Following the Divine Service on Saint Luke’s Day there will be a Voters Meeting. One item for consideration will be the time for the Festival Divine Service on Christmas Eve. For some years now it has been held at 10:30 PM, but there is now some feeling that an earlier hour might be better. The hope of the Church Council is that we can reach a consensus on this matter, and so I ask you to give the matter prayerful thought, and let us talk among ourselves about this. My own experience tells me that it is far better to come to a common mind about this sort of thing rather than to vote on it. And it is perhaps not too soon to remind you that on Thanksgiving Day there will as usual be sung Matins at 10:00 AM. This was once a very well attended service of worship, but it seems that people’s priorities today are— regrettably!— very different than they were when in days gone by the services of God’s house were central in people’s lives.

Do be sure to look at our Church’s website. Vicar Demarest has been doing a splendid job working on the website. It is by no means a finished project, but we are well on our way to having a very fine website as a tool of outreach for our parish. In last month’s newsletter I mentioned that we also have a Facebook page and a Twitter account.

And what about the boiler? On Tuesday, October 6th I spoke with the men who are working on this. They expressed the hope that the new boiler will be in operation by this coming Sunday. This has been a lengthy project but we are now seeing the light at the end of the turmel!

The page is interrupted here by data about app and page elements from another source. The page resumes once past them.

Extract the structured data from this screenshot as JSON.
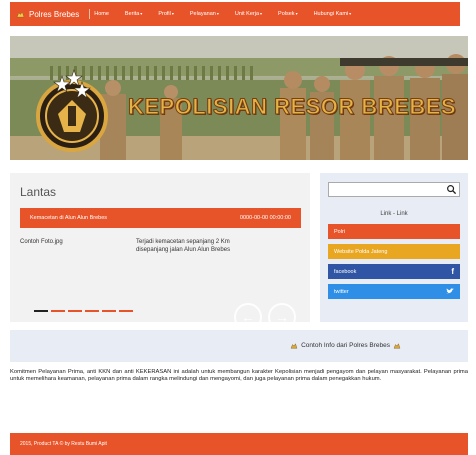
{
  "nav": {
    "brand": "Polres Brebes",
    "items": [
      {
        "label": "Home",
        "dropdown": false
      },
      {
        "label": "Berita",
        "dropdown": true
      },
      {
        "label": "Profil",
        "dropdown": true
      },
      {
        "label": "Pelayanan",
        "dropdown": true
      },
      {
        "label": "Unit Kerja",
        "dropdown": true
      },
      {
        "label": "Polsek",
        "dropdown": true
      },
      {
        "label": "Hubungi Kami",
        "dropdown": true
      }
    ]
  },
  "banner": {
    "title": "KEPOLISIAN RESOR BREBES"
  },
  "news": {
    "title": "Lantas",
    "slide_title": "Kemacetan di Alun Alun Brebes",
    "slide_date": "0000-00-00 00:00:00",
    "photo_label": "Contoh Foto.jpg",
    "description": "Terjadi kemacetan sepanjang 2 Km disepanjang jalan Alun Alun Brebes",
    "slide_count": 6,
    "active_slide": 1
  },
  "sidebar": {
    "search_value": "",
    "links_title": "Link - Link",
    "links": [
      {
        "label": "Polri",
        "color": "#e8542a",
        "icon": ""
      },
      {
        "label": "Website Polda Jateng",
        "color": "#e9a620",
        "icon": ""
      },
      {
        "label": "facebook",
        "color": "#2f55a4",
        "icon": "f"
      },
      {
        "label": "twitter",
        "color": "#2f8fe6",
        "icon": "twitter-bird"
      }
    ]
  },
  "info": {
    "text": "Contoh Info dari Polres Brebes"
  },
  "paragraph": "Komitmen Pelayanan Prima, anti KKN dan anti KEKERASAN ini adalah untuk membangun karakter Kepolisian menjadi pengayom dan pelayan masyarakat. Pelayanan prima untuk memelihara keamanan, pelayanan prima dalam rangka melindungi dan mengayomi, dan juga pelayanan prima dalam penegakkan hukum.",
  "footer": {
    "text": "2015, Product TA © by Restu Bumi Apit"
  },
  "colors": {
    "accent": "#e8542a",
    "panel": "#f2f2f2",
    "sidebar": "#e8ecf5"
  }
}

Several of our fellow members have been to the hospital in recent weeks: Frank Ford, Doris Goods, Helen Gray, Don Weber, and David West. As of this writing (Wednesday, October 7th) Doris and Helen are still hospitalized at Northwest Hospital. Do remember Doris and Helen in your prayers and pray for continued healing for Frank and Don and David.

The chancel at Zion Church in Detroit.
The chancel at Zion Church in Detroit.

Vicar Trent and I had an enjoyable time at the annual Saint Michael’s Conference at our Zion Church in Detroit. It is called “Saint Michael’s” because it is always held close to Saint Michael’s Day, September 29th. This conference is now in its eighteenth year. It focuses on the sacramental, liturgical, musical, catechetical life of the Church. This year’s speaker was my dear friend, the Rev. Dr. Charles Evanson, who until this year had for a number of years been teaching at the seminary of the Lithuanian Lutheran Church in the city of Klaipeda. He has also lectured for the Lutheran churches in Scandinavia, Germany, and Russia. It was a real treat to hear him and catch up on all his news. As I mentioned to the Church Council some months ago, we are hoping to have a “Saint Mark’s Conference” this April here at Our Saviour. A number of east coast Missouri Synod clergy are interested in making this happen. We’re calling it “Saint Mark’s Conference” because our plan is to hold it on or very near to Saint Mark’s Day, April 25th.

Let me remind you that we do have an adult Bible class every Sunday at 9:45 AM and the Vicar has a class for our young people. Christian education is a lifelong task— and privilege!

Let me also remind you once again that the Divine Service on the Lord’s Day— the weekly remembrance of the Lord’s resurrection— is the beating heart of the Church’s life. Here Christ the Saviour comes with His gift of pardon and peace in Gospel and Sacrament and we offer our prayer and praise to God who has saved us. By our presence we also encourage our fellow Christians. And so “The Lord’s People are in the Lord’s House every Lord’s Day.”

I must finally thank Gabe and Louise Purviance for so graciously hosting the Church Council’s Strategic Planning day at their home on September 19th. There was a very positive feeling as we reviewed the strengths and the challenges which we face as a congregation. You will be hearing more of this in the days ahead. What is vital is that we proceed with prayer for the guidance of the Holy Spirit as we daily pray for one another as members of the family that is Our Saviour congregation.


Affectionately in our Lord,


Pastor McClean